DATA FOR ANALYSIS:
......

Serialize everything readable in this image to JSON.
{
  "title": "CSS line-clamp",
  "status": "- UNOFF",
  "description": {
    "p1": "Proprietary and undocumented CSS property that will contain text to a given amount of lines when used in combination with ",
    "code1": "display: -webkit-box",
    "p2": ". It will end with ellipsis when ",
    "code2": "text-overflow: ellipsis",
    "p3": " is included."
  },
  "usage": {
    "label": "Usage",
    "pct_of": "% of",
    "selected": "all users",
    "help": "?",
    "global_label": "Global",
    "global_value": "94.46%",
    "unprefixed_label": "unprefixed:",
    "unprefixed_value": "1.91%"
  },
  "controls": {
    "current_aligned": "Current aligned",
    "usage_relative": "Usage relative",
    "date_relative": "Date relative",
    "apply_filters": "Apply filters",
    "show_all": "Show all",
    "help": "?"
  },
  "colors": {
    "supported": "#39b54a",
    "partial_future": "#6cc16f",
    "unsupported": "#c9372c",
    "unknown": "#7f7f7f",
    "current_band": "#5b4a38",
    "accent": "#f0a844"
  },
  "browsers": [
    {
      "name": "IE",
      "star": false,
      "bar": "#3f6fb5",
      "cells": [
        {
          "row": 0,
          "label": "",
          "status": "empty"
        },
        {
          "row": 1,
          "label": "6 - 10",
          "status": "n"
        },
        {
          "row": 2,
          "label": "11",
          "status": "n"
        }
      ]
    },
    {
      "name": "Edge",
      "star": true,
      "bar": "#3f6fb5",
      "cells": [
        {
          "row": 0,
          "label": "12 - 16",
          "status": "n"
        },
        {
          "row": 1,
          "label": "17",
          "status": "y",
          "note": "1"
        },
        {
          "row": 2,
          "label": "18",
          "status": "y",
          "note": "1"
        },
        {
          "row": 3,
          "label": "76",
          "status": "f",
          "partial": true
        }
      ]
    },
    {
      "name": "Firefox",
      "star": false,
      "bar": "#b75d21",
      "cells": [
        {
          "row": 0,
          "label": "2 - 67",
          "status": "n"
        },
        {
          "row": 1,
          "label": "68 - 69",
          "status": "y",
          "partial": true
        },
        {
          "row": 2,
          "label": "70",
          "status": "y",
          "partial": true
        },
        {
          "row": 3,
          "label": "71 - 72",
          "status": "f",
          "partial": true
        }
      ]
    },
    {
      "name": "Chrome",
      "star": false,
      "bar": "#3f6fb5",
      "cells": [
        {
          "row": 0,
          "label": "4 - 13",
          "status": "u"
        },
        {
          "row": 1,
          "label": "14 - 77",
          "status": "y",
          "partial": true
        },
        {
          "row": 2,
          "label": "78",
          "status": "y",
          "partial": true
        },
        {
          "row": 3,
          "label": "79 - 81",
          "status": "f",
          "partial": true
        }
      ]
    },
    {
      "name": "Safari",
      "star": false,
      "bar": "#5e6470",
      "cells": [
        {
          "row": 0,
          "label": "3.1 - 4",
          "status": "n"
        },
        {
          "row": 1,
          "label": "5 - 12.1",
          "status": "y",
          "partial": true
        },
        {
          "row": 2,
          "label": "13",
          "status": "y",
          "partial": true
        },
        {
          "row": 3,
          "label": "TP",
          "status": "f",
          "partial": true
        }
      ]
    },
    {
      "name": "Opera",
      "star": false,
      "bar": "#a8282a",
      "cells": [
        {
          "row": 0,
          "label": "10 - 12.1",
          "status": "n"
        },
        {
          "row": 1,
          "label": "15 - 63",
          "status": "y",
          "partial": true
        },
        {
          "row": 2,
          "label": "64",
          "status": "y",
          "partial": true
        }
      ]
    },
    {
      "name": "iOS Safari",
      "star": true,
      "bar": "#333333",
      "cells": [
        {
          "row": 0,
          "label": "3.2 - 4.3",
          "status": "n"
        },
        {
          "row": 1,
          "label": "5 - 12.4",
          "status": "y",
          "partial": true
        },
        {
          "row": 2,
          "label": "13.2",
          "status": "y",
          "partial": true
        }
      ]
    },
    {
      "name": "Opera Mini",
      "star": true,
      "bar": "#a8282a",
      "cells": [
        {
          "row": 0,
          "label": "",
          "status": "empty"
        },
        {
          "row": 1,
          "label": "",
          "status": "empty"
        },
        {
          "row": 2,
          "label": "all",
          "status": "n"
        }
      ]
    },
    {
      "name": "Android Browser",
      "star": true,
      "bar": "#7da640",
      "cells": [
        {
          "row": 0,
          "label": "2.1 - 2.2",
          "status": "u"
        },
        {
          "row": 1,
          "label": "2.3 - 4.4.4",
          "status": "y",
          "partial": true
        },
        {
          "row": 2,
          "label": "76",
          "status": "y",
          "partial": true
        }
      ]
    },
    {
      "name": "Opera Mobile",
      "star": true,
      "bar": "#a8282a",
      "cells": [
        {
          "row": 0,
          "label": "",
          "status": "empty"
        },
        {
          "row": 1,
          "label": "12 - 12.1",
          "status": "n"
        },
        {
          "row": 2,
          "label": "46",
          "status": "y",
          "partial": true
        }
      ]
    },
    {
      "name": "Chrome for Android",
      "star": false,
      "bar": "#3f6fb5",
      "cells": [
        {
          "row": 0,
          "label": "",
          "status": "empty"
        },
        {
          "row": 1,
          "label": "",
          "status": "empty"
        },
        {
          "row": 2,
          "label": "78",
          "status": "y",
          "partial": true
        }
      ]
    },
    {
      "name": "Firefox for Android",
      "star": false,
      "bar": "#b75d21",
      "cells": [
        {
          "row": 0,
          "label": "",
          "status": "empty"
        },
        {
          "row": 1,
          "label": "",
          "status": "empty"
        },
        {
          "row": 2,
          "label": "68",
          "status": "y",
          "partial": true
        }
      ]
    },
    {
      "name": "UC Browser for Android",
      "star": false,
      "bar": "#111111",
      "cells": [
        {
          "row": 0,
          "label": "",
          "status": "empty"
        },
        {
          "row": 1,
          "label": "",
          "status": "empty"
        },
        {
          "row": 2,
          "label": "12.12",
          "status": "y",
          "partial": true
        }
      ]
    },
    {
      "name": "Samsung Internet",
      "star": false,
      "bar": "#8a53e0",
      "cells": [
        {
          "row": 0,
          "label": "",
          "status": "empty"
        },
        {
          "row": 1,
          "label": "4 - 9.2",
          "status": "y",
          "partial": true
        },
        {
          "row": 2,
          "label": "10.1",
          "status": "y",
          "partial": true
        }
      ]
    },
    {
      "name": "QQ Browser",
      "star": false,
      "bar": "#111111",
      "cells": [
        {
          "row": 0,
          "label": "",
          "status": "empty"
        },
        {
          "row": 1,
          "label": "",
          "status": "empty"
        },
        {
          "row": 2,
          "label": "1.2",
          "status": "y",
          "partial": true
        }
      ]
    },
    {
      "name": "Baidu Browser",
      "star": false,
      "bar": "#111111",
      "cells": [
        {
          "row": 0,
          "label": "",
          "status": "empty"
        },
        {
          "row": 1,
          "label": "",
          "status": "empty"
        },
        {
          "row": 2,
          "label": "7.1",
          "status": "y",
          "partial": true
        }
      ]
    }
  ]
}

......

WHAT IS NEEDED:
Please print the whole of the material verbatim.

ANSWER TO THE PROBLEM:
Serialize everything readable in this image to JSON.
{
  "title": "CSS line-clamp",
  "status": "- UNOFF",
  "description": {
    "p1": "Proprietary and undocumented CSS property that will contain text to a given amount of lines when used in combination with ",
    "code1": "display: -webkit-box",
    "p2": ". It will end with ellipsis when ",
    "code2": "text-overflow: ellipsis",
    "p3": " is included."
  },
  "usage": {
    "label": "Usage",
    "pct_of": "% of",
    "selected": "all users",
    "help": "?",
    "global_label": "Global",
    "global_value": "94.46%",
    "unprefixed_label": "unprefixed:",
    "unprefixed_value": "1.91%"
  },
  "controls": {
    "current_aligned": "Current aligned",
    "usage_relative": "Usage relative",
    "date_relative": "Date relative",
    "apply_filters": "Apply filters",
    "show_all": "Show all",
    "help": "?"
  },
  "colors": {
    "supported": "#39b54a",
    "partial_future": "#6cc16f",
    "unsupported": "#c9372c",
    "unknown": "#7f7f7f",
    "current_band": "#5b4a38",
    "accent": "#f0a844"
  },
  "browsers": [
    {
      "name": "IE",
      "star": false,
      "bar": "#3f6fb5",
      "cells": [
        {
          "row": 0,
          "label": "",
          "status": "empty"
        },
        {
          "row": 1,
          "label": "6 - 10",
          "status": "n"
        },
        {
          "row": 2,
          "label": "11",
          "status": "n"
        }
      ]
    },
    {
      "name": "Edge",
      "star": true,
      "bar": "#3f6fb5",
      "cells": [
        {
          "row": 0,
          "label": "12 - 16",
          "status": "n"
        },
        {
          "row": 1,
          "label": "17",
          "status": "y",
          "note": "1"
        },
        {
          "row": 2,
          "label": "18",
          "status": "y",
          "note": "1"
        },
        {
          "row": 3,
          "label": "76",
          "status": "f",
          "partial": true
        }
      ]
    },
    {
      "name": "Firefox",
      "star": false,
      "bar": "#b75d21",
      "cells": [
        {
          "row": 0,
          "label": "2 - 67",
          "status": "n"
        },
        {
          "row": 1,
          "label": "68 - 69",
          "status": "y",
          "partial": true
        },
        {
          "row": 2,
          "label": "70",
          "status": "y",
          "partial": true
        },
        {
          "row": 3,
          "label": "71 - 72",
          "status": "f",
          "partial": true
        }
      ]
    },
    {
      "name": "Chrome",
      "star": false,
      "bar": "#3f6fb5",
      "cells": [
        {
          "row": 0,
          "label": "4 - 13",
          "status": "u"
        },
        {
          "row": 1,
          "label": "14 - 77",
          "status": "y",
          "partial": true
        },
        {
          "row": 2,
          "label": "78",
          "status": "y",
          "partial": true
        },
        {
          "row": 3,
          "label": "79 - 81",
          "status": "f",
          "partial": true
        }
      ]
    },
    {
      "name": "Safari",
      "star": false,
      "bar": "#5e6470",
      "cells": [
        {
          "row": 0,
          "label": "3.1 - 4",
          "status": "n"
        },
        {
          "row": 1,
          "label": "5 - 12.1",
          "status": "y",
          "partial": true
        },
        {
          "row": 2,
          "label": "13",
          "status": "y",
          "partial": true
        },
        {
          "row": 3,
          "label": "TP",
          "status": "f",
          "partial": true
        }
      ]
    },
    {
      "name": "Opera",
      "star": false,
      "bar": "#a8282a",
      "cells": [
        {
          "row": 0,
          "label": "10 - 12.1",
          "status": "n"
        },
        {
          "row": 1,
          "label": "15 - 63",
          "status": "y",
          "partial": true
        },
        {
          "row": 2,
          "label": "64",
          "status": "y",
          "partial": true
        }
      ]
    },
    {
      "name": "iOS Safari",
      "star": true,
      "bar": "#333333",
      "cells": [
        {
          "row": 0,
          "label": "3.2 - 4.3",
          "status": "n"
        },
        {
          "row": 1,
          "label": "5 - 12.4",
          "status": "y",
          "partial": true
        },
        {
          "row": 2,
          "label": "13.2",
          "status": "y",
          "partial": true
        }
      ]
    },
    {
      "name": "Opera Mini",
      "star": true,
      "bar": "#a8282a",
      "cells": [
        {
          "row": 0,
          "label": "",
          "status": "empty"
        },
        {
          "row": 1,
          "label": "",
          "status": "empty"
        },
        {
          "row": 2,
          "label": "all",
          "status": "n"
        }
      ]
    },
    {
      "name": "Android Browser",
      "star": true,
      "bar": "#7da640",
      "cells": [
        {
          "row": 0,
          "label": "2.1 - 2.2",
          "status": "u"
        },
        {
          "row": 1,
          "label": "2.3 - 4.4.4",
          "status": "y",
          "partial": true
        },
        {
          "row": 2,
          "label": "76",
          "status": "y",
          "partial": true
        }
      ]
    },
    {
      "name": "Opera Mobile",
      "star": true,
      "bar": "#a8282a",
      "cells": [
        {
          "row": 0,
          "label": "",
          "status": "empty"
        },
        {
          "row": 1,
          "label": "12 - 12.1",
          "status": "n"
        },
        {
          "row": 2,
          "label": "46",
          "status": "y",
          "partial": true
        }
      ]
    },
    {
      "name": "Chrome for Android",
      "star": false,
      "bar": "#3f6fb5",
      "cells": [
        {
          "row": 0,
          "label": "",
          "status": "empty"
        },
        {
          "row": 1,
          "label": "",
          "status": "empty"
        },
        {
          "row": 2,
          "label": "78",
          "status": "y",
          "partial": true
        }
      ]
    },
    {
      "name": "Firefox for Android",
      "star": false,
      "bar": "#b75d21",
      "cells": [
        {
          "row": 0,
          "label": "",
          "status": "empty"
        },
        {
          "row": 1,
          "label": "",
          "status": "empty"
        },
        {
          "row": 2,
          "label": "68",
          "status": "y",
          "partial": true
        }
      ]
    },
    {
      "name": "UC Browser for Android",
      "star": false,
      "bar": "#111111",
      "cells": [
        {
          "row": 0,
          "label": "",
          "status": "empty"
        },
        {
          "row": 1,
          "label": "",
          "status": "empty"
        },
        {
          "row": 2,
          "label": "12.12",
          "status": "y",
          "partial": true
        }
      ]
    },
    {
      "name": "Samsung Internet",
      "star": false,
      "bar": "#8a53e0",
      "cells": [
        {
          "row": 0,
          "label": "",
          "status": "empty"
        },
        {
          "row": 1,
          "label": "4 - 9.2",
          "status": "y",
          "partial": true
        },
        {
          "row": 2,
          "label": "10.1",
          "status": "y",
          "partial": true
        }
      ]
    },
    {
      "name": "QQ Browser",
      "star": false,
      "bar": "#111111",
      "cells": [
        {
          "row": 0,
          "label": "",
          "status": "empty"
        },
        {
          "row": 1,
          "label": "",
          "status": "empty"
        },
        {
          "row": 2,
          "label": "1.2",
          "status": "y",
          "partial": true
        }
      ]
    },
    {
      "name": "Baidu Browser",
      "star": false,
      "bar": "#111111",
      "cells": [
        {
          "row": 0,
          "label": "",
          "status": "empty"
        },
        {
          "row": 1,
          "label": "",
          "status": "empty"
        },
        {
          "row": 2,
          "label": "7.1",
          "status": "y",
          "partial": true
        }
      ]
    }
  ]
}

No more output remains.